▶ **Aim of the exercise**
Within the data below, find the string "input" and return each line where it occurs.

▶ **Data under study**
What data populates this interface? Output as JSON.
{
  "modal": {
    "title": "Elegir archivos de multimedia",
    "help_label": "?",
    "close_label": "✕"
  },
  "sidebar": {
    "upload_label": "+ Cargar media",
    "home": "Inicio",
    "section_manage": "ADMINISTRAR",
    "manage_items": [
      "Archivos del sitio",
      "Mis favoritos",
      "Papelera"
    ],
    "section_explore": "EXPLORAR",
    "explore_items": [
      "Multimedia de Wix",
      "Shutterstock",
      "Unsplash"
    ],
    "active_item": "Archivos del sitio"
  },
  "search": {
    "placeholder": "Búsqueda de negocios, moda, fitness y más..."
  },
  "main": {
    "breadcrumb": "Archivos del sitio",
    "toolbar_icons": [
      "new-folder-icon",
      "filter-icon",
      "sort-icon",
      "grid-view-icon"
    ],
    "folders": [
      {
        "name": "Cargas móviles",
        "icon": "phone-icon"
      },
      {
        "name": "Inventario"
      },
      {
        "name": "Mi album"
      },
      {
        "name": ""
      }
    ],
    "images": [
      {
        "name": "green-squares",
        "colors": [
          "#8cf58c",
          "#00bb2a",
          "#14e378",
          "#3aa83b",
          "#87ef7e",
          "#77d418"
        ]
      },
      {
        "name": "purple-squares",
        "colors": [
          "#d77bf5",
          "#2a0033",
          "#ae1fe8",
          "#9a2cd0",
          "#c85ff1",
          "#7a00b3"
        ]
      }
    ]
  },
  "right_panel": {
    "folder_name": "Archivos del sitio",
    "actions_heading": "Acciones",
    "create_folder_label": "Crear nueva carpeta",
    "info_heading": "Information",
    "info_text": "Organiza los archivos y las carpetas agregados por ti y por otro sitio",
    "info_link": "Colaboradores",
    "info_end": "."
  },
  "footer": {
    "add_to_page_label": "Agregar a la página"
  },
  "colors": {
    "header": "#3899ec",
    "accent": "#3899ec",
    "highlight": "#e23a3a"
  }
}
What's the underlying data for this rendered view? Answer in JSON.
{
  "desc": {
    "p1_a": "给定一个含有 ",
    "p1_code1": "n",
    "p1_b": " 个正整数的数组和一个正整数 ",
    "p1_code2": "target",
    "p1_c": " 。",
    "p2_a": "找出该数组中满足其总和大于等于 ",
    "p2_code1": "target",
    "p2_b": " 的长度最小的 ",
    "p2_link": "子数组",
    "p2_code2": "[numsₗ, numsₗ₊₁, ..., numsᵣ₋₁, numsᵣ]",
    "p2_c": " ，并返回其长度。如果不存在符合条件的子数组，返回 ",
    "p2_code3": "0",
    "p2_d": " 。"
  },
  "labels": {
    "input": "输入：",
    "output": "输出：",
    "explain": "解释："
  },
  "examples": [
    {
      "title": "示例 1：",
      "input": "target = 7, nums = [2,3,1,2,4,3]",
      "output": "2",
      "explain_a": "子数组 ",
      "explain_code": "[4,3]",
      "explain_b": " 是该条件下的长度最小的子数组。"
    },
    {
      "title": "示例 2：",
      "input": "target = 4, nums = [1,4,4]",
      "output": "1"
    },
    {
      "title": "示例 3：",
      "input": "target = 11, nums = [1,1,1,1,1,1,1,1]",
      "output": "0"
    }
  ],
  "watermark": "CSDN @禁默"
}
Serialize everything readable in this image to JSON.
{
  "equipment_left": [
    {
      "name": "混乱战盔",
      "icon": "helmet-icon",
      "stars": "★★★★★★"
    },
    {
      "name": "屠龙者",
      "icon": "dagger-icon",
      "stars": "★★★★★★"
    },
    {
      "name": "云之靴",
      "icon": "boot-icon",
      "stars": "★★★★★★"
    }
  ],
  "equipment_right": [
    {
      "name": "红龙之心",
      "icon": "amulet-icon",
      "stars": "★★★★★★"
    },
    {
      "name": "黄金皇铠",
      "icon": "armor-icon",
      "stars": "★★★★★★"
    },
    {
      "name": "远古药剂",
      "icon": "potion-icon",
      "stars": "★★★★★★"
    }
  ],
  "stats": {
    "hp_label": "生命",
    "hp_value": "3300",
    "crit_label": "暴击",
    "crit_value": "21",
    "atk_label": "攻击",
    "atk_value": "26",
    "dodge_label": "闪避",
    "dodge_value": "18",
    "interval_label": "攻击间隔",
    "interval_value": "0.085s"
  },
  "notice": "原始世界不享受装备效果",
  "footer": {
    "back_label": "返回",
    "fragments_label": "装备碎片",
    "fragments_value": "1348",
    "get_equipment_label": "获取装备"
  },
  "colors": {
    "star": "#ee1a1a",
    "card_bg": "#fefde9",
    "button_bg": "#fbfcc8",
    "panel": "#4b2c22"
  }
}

▶ **Task answer**
    "input": "输入：",
      "input": "target = 7, nums = [2,3,1,2,4,3]",
      "input": "target = 4, nums = [1,4,4]",
      "input": "target = 11, nums = [1,1,1,1,1,1,1,1]",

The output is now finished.